• **PROMPT**:
Down to the last line, write out the entries below exactly and omit all pictures.

(RECORD EXCERPTS begins)

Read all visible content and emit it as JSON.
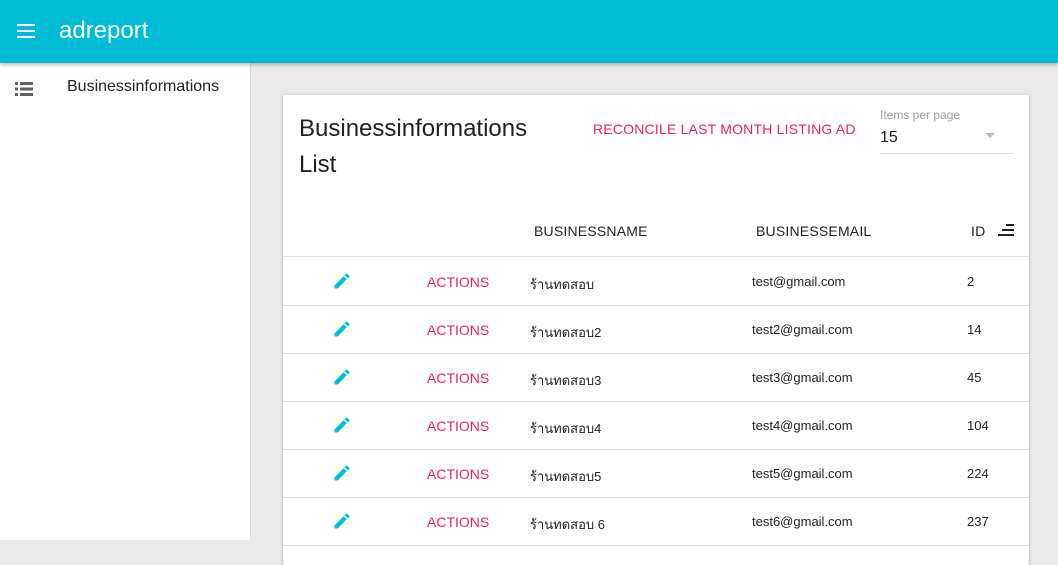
{
  "appbar": {
    "title": "adreport",
    "menu_icon": "menu-icon",
    "color": "#00bcd4"
  },
  "sidebar": {
    "items": [
      {
        "label": "Businessinformations",
        "icon": "list-icon"
      }
    ]
  },
  "card": {
    "title": "Businessinformations List",
    "reconcile_label": "RECONCILE LAST MONTH LISTING AD",
    "items_per_page": {
      "label": "Items per page",
      "value": "15"
    },
    "columns": {
      "businessname": "BUSINESSNAME",
      "businessemail": "BUSINESSEMAIL",
      "id": "ID"
    },
    "rows": [
      {
        "edit_icon": "pencil-icon",
        "actions": "ACTIONS",
        "businessname": "ร้านทดสอบ",
        "businessemail": "test@gmail.com",
        "id": "2"
      },
      {
        "edit_icon": "pencil-icon",
        "actions": "ACTIONS",
        "businessname": "ร้านทดสอบ2",
        "businessemail": "test2@gmail.com",
        "id": "14"
      },
      {
        "edit_icon": "pencil-icon",
        "actions": "ACTIONS",
        "businessname": "ร้านทดสอบ3",
        "businessemail": "test3@gmail.com",
        "id": "45"
      },
      {
        "edit_icon": "pencil-icon",
        "actions": "ACTIONS",
        "businessname": "ร้านทดสอบ4",
        "businessemail": "test4@gmail.com",
        "id": "104"
      },
      {
        "edit_icon": "pencil-icon",
        "actions": "ACTIONS",
        "businessname": "ร้านทดสอบ5",
        "businessemail": "test5@gmail.com",
        "id": "224"
      },
      {
        "edit_icon": "pencil-icon",
        "actions": "ACTIONS",
        "businessname": "ร้านทดสอบ 6",
        "businessemail": "test6@gmail.com",
        "id": "237"
      }
    ]
  },
  "colors": {
    "accent": "#e91e63",
    "primary": "#00bcd4",
    "icon": "#00bcd4"
  }
}
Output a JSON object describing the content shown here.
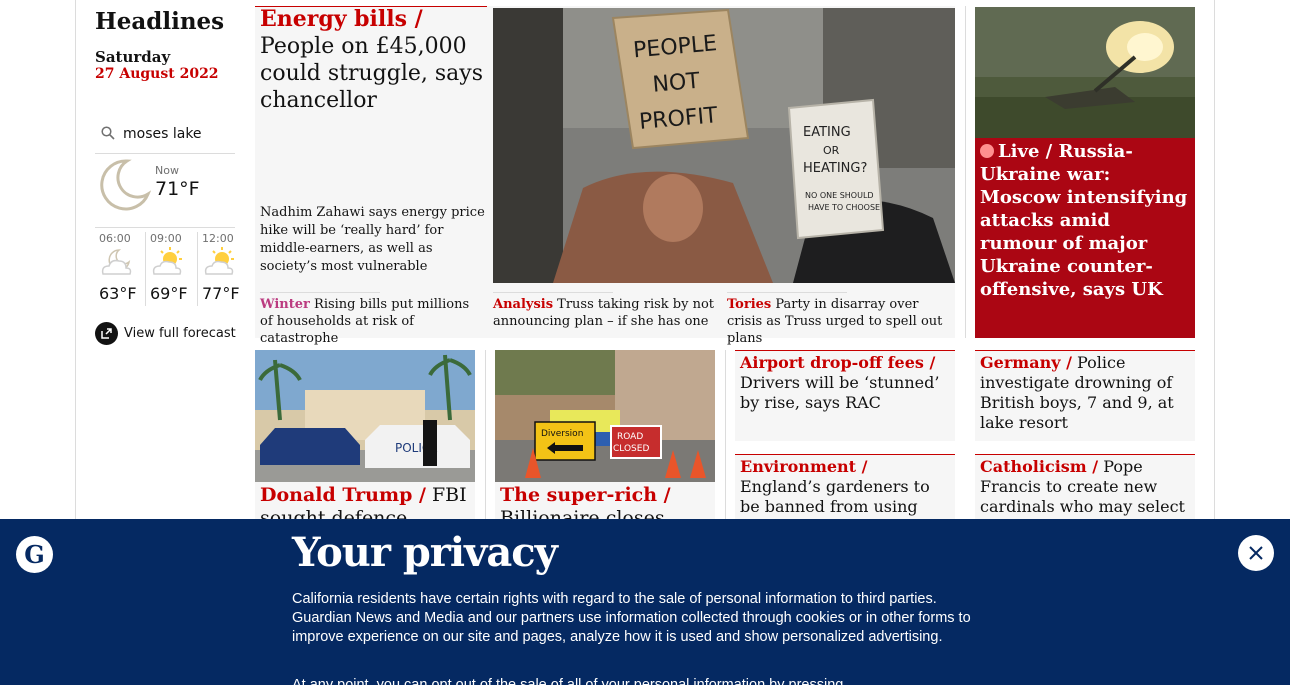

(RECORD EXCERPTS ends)

• **FINISHED TASK**:
Read all visible content and emit it as JSON.
{
  "appbar": {
    "title": "adreport",
    "menu_icon": "menu-icon",
    "color": "#00bcd4"
  },
  "sidebar": {
    "items": [
      {
        "label": "Businessinformations",
        "icon": "list-icon"
      }
    ]
  },
  "card": {
    "title": "Businessinformations List",
    "reconcile_label": "RECONCILE LAST MONTH LISTING AD",
    "items_per_page": {
      "label": "Items per page",
      "value": "15"
    },
    "columns": {
      "businessname": "BUSINESSNAME",
      "businessemail": "BUSINESSEMAIL",
      "id": "ID"
    },
    "rows": [
      {
        "edit_icon": "pencil-icon",
        "actions": "ACTIONS",
        "businessname": "ร้านทดสอบ",
        "businessemail": "test@gmail.com",
        "id": "2"
      },
      {
        "edit_icon": "pencil-icon",
        "actions": "ACTIONS",
        "businessname": "ร้านทดสอบ2",
        "businessemail": "test2@gmail.com",
        "id": "14"
      },
      {
        "edit_icon": "pencil-icon",
        "actions": "ACTIONS",
        "businessname": "ร้านทดสอบ3",
        "businessemail": "test3@gmail.com",
        "id": "45"
      },
      {
        "edit_icon": "pencil-icon",
        "actions": "ACTIONS",
        "businessname": "ร้านทดสอบ4",
        "businessemail": "test4@gmail.com",
        "id": "104"
      },
      {
        "edit_icon": "pencil-icon",
        "actions": "ACTIONS",
        "businessname": "ร้านทดสอบ5",
        "businessemail": "test5@gmail.com",
        "id": "224"
      },
      {
        "edit_icon": "pencil-icon",
        "actions": "ACTIONS",
        "businessname": "ร้านทดสอบ 6",
        "businessemail": "test6@gmail.com",
        "id": "237"
      }
    ]
  },
  "colors": {
    "accent": "#e91e63",
    "primary": "#00bcd4",
    "icon": "#00bcd4"
  }
}
Output a JSON object describing the content shown here.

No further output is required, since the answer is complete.